During his time running the crop art exhibition, Kelsey has run into a few controversies. The one he most vividly recalls happened about 10 years ago.
"I had to take it off display - it was made of marijuana seeds," he said. "Of course, there was no medical marijuana in Minnesota at the time, so it was harvested and considered a weed. There was quite a bit of controversy over that."
Now with medical marijuana legal in the state, Kelsey needs to figure out whether marijuana seeds will be allowed in competition.
"This kind of thing always takes some thought," Kelsey said. "If someone did bring a piece in with marijuana seeds, they would have to prove to me where they got it. They would have to prove they got it from an approved medical marijuana grower and then it would probably have to be allowable by the crop art rules."
Kelsey notes people aren't afraid to get political with their crop art, particularly during election years. Politicians are often crop art subjects, but so are things happening nationally. He said pieces supporting gay marriage and a portrait of teenager Trayvon Martin were entered in 2012, the year Martin was killed in Florida. Things can get heavy when it comes to crop art.
"Yeah, it does," Kelsey agreed. "We've had people from the opposite political parties talk to us, saying it shouldn't be done. With the gay rights and same-sex marriage, those kinds of things came in. It's people expressing themselves about their beliefs. They're often shown in crop art."
Diane Gorney has been one of the crop art judges for eight years. She's examined hundreds of entries, looking for a variety of things from composition to creativity.

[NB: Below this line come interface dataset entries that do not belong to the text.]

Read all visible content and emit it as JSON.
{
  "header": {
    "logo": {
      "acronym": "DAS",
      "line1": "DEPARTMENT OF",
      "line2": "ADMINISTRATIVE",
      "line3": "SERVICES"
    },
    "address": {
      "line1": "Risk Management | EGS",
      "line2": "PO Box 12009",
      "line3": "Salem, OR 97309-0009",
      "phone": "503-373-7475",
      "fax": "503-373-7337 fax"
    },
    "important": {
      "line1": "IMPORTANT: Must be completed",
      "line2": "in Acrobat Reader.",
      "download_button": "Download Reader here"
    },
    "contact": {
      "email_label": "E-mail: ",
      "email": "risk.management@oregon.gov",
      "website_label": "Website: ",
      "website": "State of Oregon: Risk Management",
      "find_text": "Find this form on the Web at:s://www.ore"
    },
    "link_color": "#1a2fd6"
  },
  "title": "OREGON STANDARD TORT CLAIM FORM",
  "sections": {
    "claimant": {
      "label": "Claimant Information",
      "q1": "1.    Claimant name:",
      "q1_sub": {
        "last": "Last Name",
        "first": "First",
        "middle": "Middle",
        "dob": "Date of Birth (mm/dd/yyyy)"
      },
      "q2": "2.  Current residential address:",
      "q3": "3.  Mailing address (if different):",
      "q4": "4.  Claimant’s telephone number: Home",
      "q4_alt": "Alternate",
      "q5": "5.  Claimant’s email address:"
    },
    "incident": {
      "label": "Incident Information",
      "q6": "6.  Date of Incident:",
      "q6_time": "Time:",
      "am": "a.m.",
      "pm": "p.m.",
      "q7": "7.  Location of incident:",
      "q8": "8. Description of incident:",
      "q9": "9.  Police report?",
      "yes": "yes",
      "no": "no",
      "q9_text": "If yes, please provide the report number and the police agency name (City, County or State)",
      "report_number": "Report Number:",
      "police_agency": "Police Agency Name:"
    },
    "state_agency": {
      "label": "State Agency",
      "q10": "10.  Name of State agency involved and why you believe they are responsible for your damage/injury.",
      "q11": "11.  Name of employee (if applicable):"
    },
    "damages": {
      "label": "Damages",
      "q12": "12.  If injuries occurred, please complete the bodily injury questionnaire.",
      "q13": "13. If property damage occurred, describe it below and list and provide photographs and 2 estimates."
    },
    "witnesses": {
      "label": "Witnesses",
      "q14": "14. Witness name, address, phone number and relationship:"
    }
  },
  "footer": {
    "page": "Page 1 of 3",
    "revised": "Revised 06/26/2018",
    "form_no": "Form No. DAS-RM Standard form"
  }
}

"I like things that have humor in them," said Gorney, who lives in Minneapolis. "Things that are attractive for whatever reason. Sometimes it's a very pristine bouquet of flowers all done in seeds. It doesn't really matter. I don't go by people or objects or color - it's just whatever grabs me. All of us who judge together - we know each other pretty well now - we know what appeals to one might not appeal to another so then we have to discuss it at length. But not too long because we have a lot to do."
'I MAY DO IT UNTIL I'M 80'
As she sits at her dining room table next to her husband, Dick, Thorud reflects on the hundreds of ribbons she's won and the fact she'll be recognized Monday with a plaque awarded to individuals with 50 years of State Fair participation. She's extremely modest when asked how she feels about the honor.
"That's fine," she smiled. "I'll probably give it to him," she said looking over at her husband. "He's the one who's been the driving force for me to keep going for 50 years."
"I think she has a real knack for it," said Dick, proudly noting in 2002 his wife won the crop art competition in every category she entered including the Best of Show and Sweepstakes awards.
"Next year will be optional," she laughed. "If I don't feel like doing it, I won't. But I may continue if I feel like it. I may do it until I'm 80."
Crop Art Exhibition
Where: Agriculture Horticulture Building, Minnesota State Fair, 1265 Snelling Ave. N., St. Paul
When: Throughout the run of the Fair
Cost: Free with fair admission
Info: mnstatefair.org or 651-288-4400